┏━━

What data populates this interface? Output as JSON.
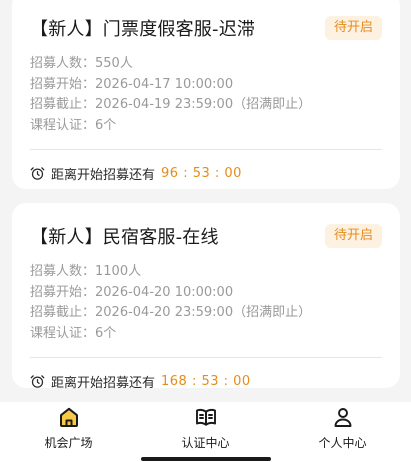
{
  "cards": [
    {
      "title": "【新人】门票度假客服-迟滞",
      "badge": "待开启",
      "recruit_count_label": "招募人数：",
      "recruit_count": "550人",
      "start_label": "招募开始：",
      "start": "2026-04-17 10:00:00",
      "end_label": "招募截止：",
      "end": "2026-04-19 23:59:00（招满即止）",
      "course_label": "课程认证：",
      "course": "6个",
      "countdown_label": "距离开始招募还有",
      "countdown": "96 : 53 : 00"
    },
    {
      "title": "【新人】民宿客服-在线",
      "badge": "待开启",
      "recruit_count_label": "招募人数：",
      "recruit_count": "1100人",
      "start_label": "招募开始：",
      "start": "2026-04-20 10:00:00",
      "end_label": "招募截止：",
      "end": "2026-04-20 23:59:00（招满即止）",
      "course_label": "课程认证：",
      "course": "6个",
      "countdown_label": "距离开始招募还有",
      "countdown": "168 : 53 : 00"
    }
  ],
  "tabbar": {
    "items": [
      {
        "label": "机会广场",
        "icon": "home-icon",
        "active": true
      },
      {
        "label": "认证中心",
        "icon": "book-icon",
        "active": false
      },
      {
        "label": "个人中心",
        "icon": "person-icon",
        "active": false
      }
    ]
  },
  "colors": {
    "accent": "#e48d1c",
    "badge_bg": "#fdf1e2",
    "active_icon_fill": "#f7c948",
    "background": "#f4f4f4"
  }
}
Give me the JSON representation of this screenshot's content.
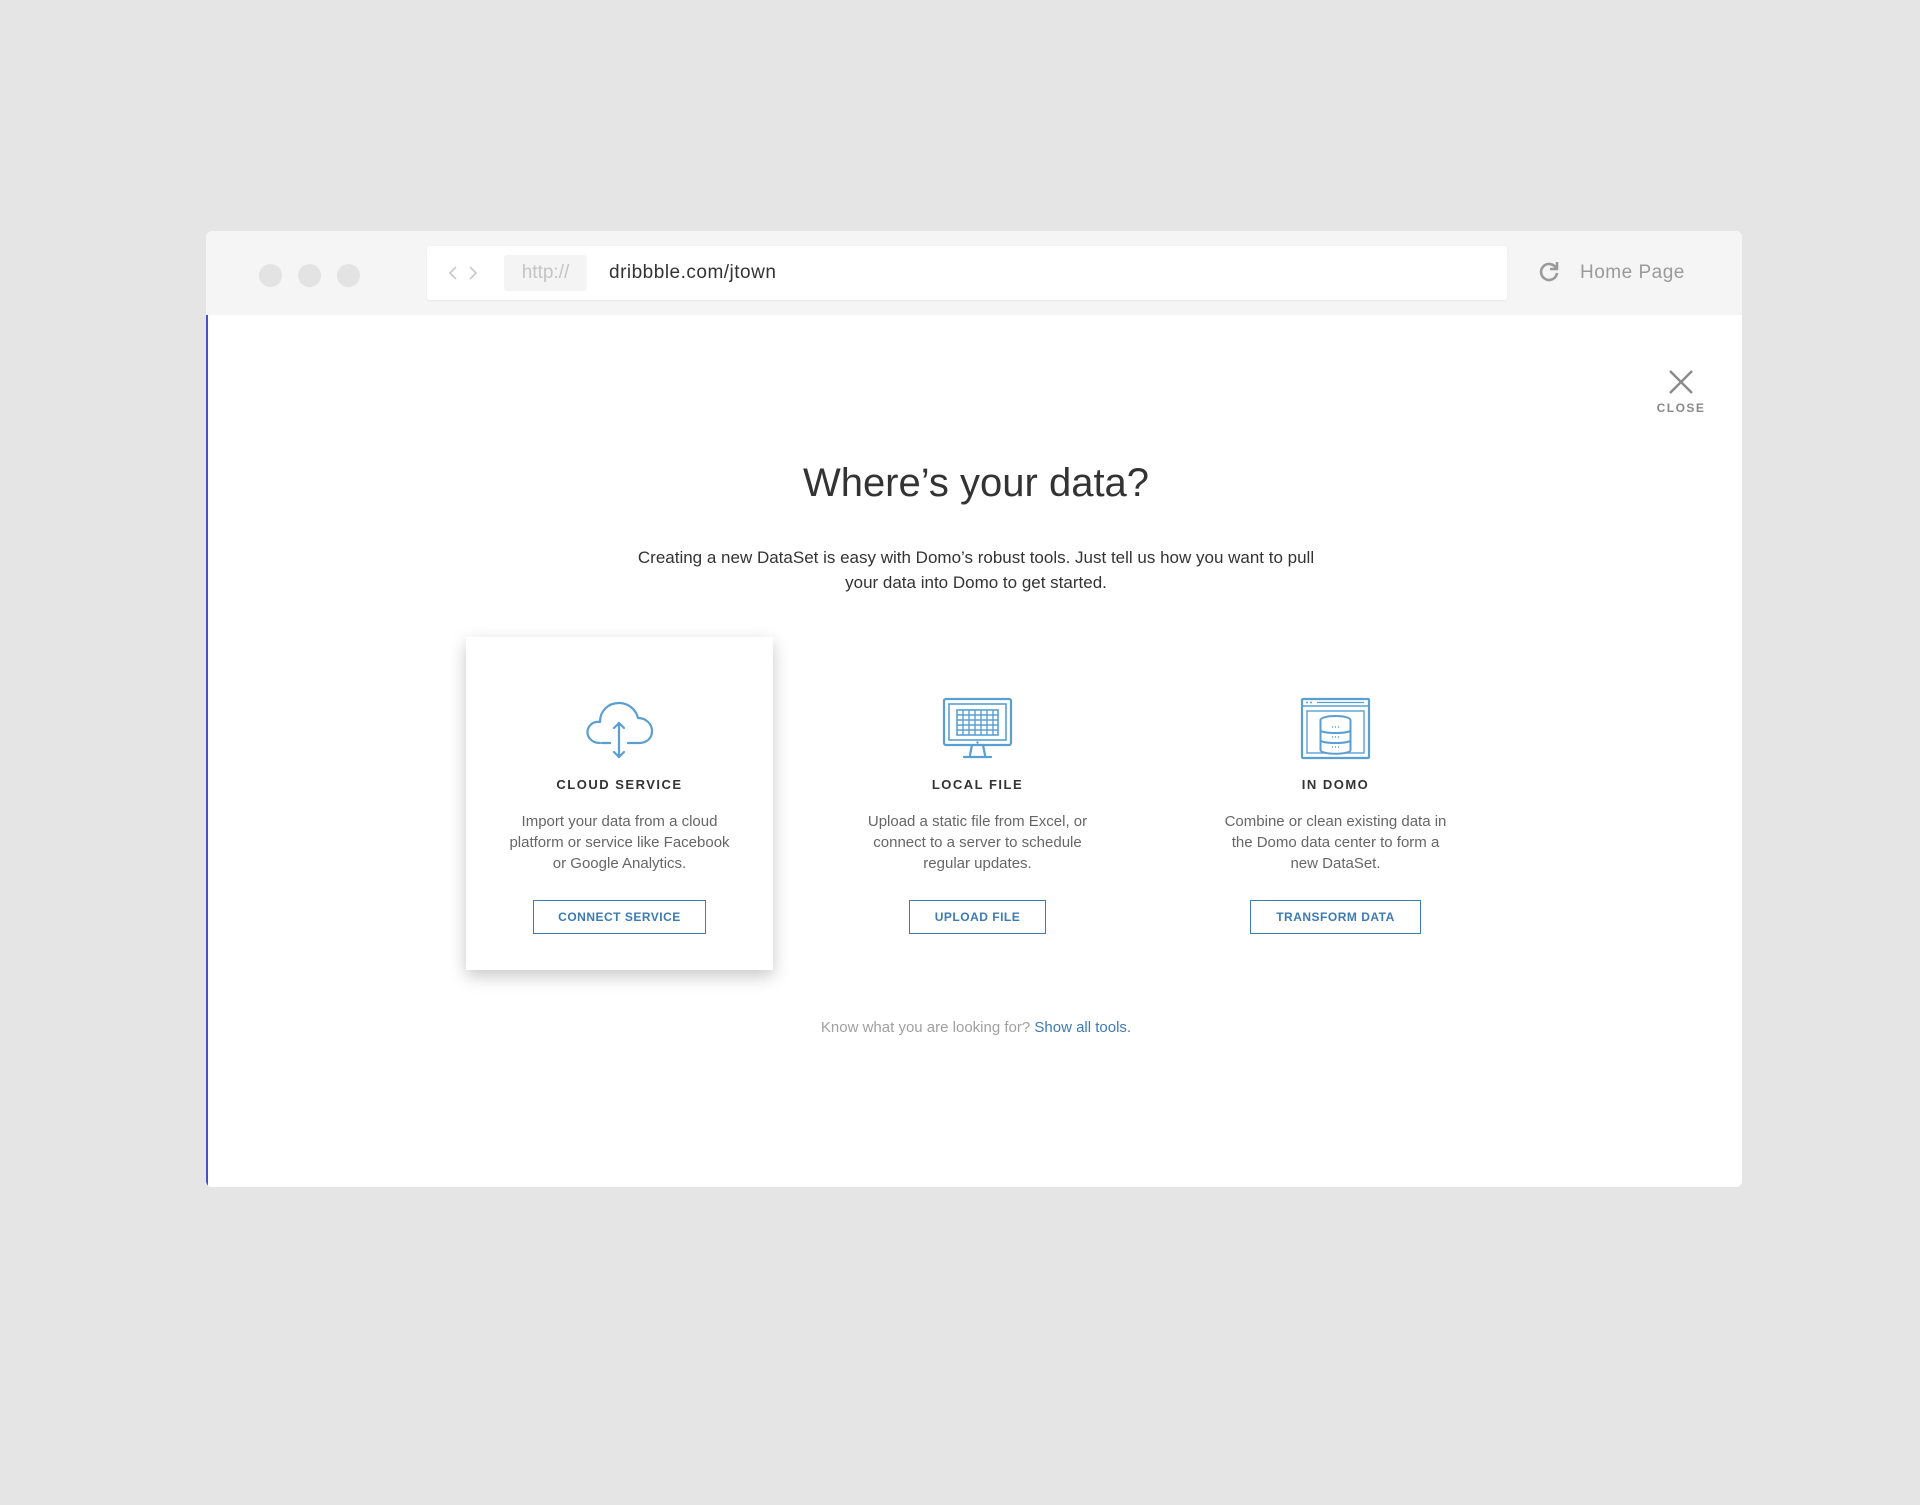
{
  "browser": {
    "protocol": "http://",
    "url": "dribbble.com/jtown",
    "home_label": "Home Page"
  },
  "dialog": {
    "close_label": "CLOSE",
    "title": "Where’s your data?",
    "subtitle": "Creating a new DataSet is easy with Domo’s robust tools. Just tell us how you want to pull your data into Domo to get started."
  },
  "cards": [
    {
      "title": "CLOUD SERVICE",
      "description": "Import your data from a cloud platform or service like Facebook or Google Analytics.",
      "button": "CONNECT SERVICE",
      "icon": "cloud-upload-icon"
    },
    {
      "title": "LOCAL FILE",
      "description": "Upload a static file from Excel, or connect to a server to schedule regular updates.",
      "button": "UPLOAD FILE",
      "icon": "monitor-spreadsheet-icon"
    },
    {
      "title": "IN DOMO",
      "description": "Combine or clean existing data in the Domo data center to form a new DataSet.",
      "button": "TRANSFORM DATA",
      "icon": "database-window-icon"
    }
  ],
  "footer": {
    "prompt": "Know what you are looking for?",
    "link": "Show all tools."
  },
  "colors": {
    "accent": "#3c7bb5",
    "background": "#e5e5e5",
    "chrome": "#f5f5f5"
  }
}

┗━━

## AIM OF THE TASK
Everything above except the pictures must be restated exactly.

## TASK SOLUTION
What data populates this interface? Output as JSON.
{
  "cards": [
    {
      "title": "【新人】门票度假客服-迟滞",
      "badge": "待开启",
      "recruit_count_label": "招募人数：",
      "recruit_count": "550人",
      "start_label": "招募开始：",
      "start": "2026-04-17 10:00:00",
      "end_label": "招募截止：",
      "end": "2026-04-19 23:59:00（招满即止）",
      "course_label": "课程认证：",
      "course": "6个",
      "countdown_label": "距离开始招募还有",
      "countdown": "96 : 53 : 00"
    },
    {
      "title": "【新人】民宿客服-在线",
      "badge": "待开启",
      "recruit_count_label": "招募人数：",
      "recruit_count": "1100人",
      "start_label": "招募开始：",
      "start": "2026-04-20 10:00:00",
      "end_label": "招募截止：",
      "end": "2026-04-20 23:59:00（招满即止）",
      "course_label": "课程认证：",
      "course": "6个",
      "countdown_label": "距离开始招募还有",
      "countdown": "168 : 53 : 00"
    }
  ],
  "tabbar": {
    "items": [
      {
        "label": "机会广场",
        "icon": "home-icon",
        "active": true
      },
      {
        "label": "认证中心",
        "icon": "book-icon",
        "active": false
      },
      {
        "label": "个人中心",
        "icon": "person-icon",
        "active": false
      }
    ]
  },
  "colors": {
    "accent": "#e48d1c",
    "badge_bg": "#fdf1e2",
    "active_icon_fill": "#f7c948",
    "background": "#f4f4f4"
  }
}
Give me the JSON representation of this screenshot's content.
{
  "browser": {
    "protocol": "http://",
    "url": "dribbble.com/jtown",
    "home_label": "Home Page"
  },
  "dialog": {
    "close_label": "CLOSE",
    "title": "Where’s your data?",
    "subtitle": "Creating a new DataSet is easy with Domo’s robust tools. Just tell us how you want to pull your data into Domo to get started."
  },
  "cards": [
    {
      "title": "CLOUD SERVICE",
      "description": "Import your data from a cloud platform or service like Facebook or Google Analytics.",
      "button": "CONNECT SERVICE",
      "icon": "cloud-upload-icon"
    },
    {
      "title": "LOCAL FILE",
      "description": "Upload a static file from Excel, or connect to a server to schedule regular updates.",
      "button": "UPLOAD FILE",
      "icon": "monitor-spreadsheet-icon"
    },
    {
      "title": "IN DOMO",
      "description": "Combine or clean existing data in the Domo data center to form a new DataSet.",
      "button": "TRANSFORM DATA",
      "icon": "database-window-icon"
    }
  ],
  "footer": {
    "prompt": "Know what you are looking for?",
    "link": "Show all tools."
  },
  "colors": {
    "accent": "#3c7bb5",
    "background": "#e5e5e5",
    "chrome": "#f5f5f5"
  }
}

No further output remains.